St. Michael the Archangel, Mere, Wiltshire
The church of St. Michael the Archangel is a building of stone in the Perpendicular style, with traces of Early English and reputed Saxon work, consisting of chancel with chapels, clerestoried nave of five bays, aisles, north and south porches, over each of which is a parvise, and a western tower 100 feet high, with pinnacles, and containing a clock with chimes and 8 bells: the chancel is separated from the nave by a beautifully carved oak screen, the upper part of which has been restored at the cost of Mrs. A. Morrison: there are two chantry chapels, and in the south chapel is a brass to John Betteshorne, d. 1398: the present chancel and the chapels were built in the 14th century, but the tower dates from about the middle of the 15th century: there are 580 sittings: in 1883 the churchyard was levelled and planted with shrubs and flowers.
Photo © Emma Batty-Smith
The registers are in a good state of preservation, and date from 1572, and the churchwardens' books, still preserved, date from 1556.
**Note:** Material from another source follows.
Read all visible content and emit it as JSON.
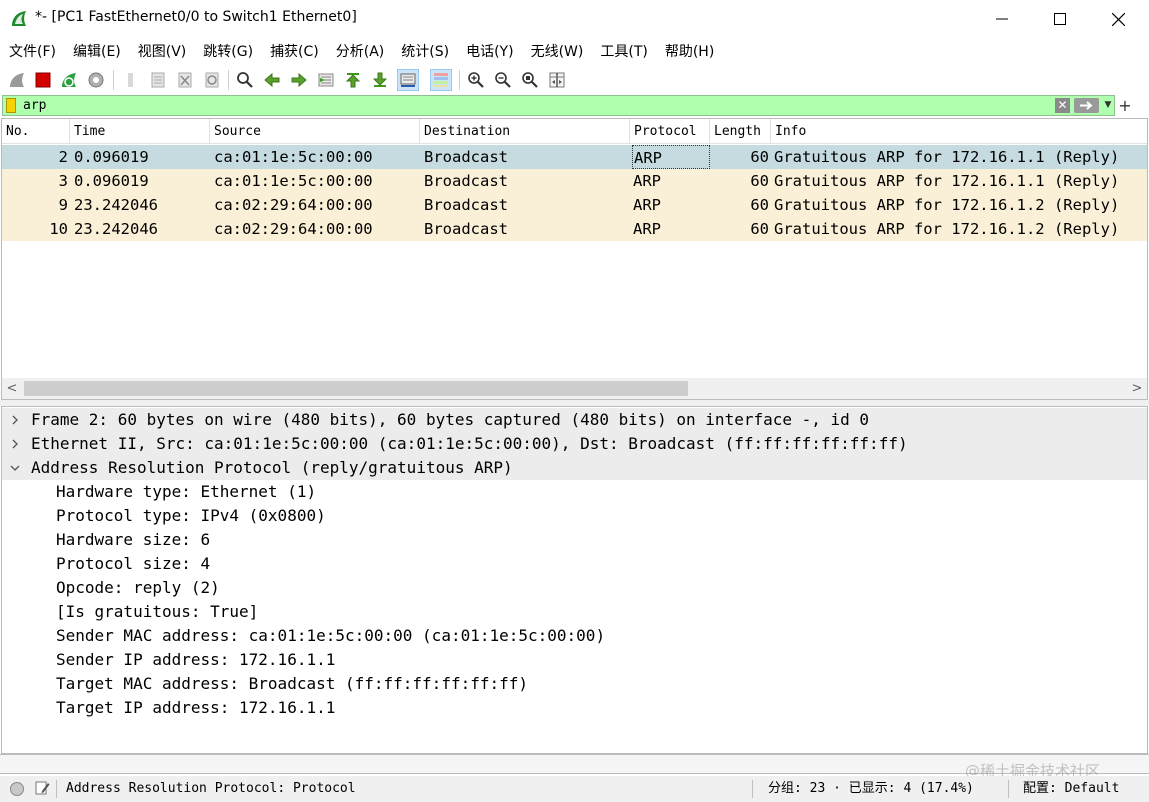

The Phillimore transcript of Marriages at Mere 1561-1812, Wiltshire is available to browse online.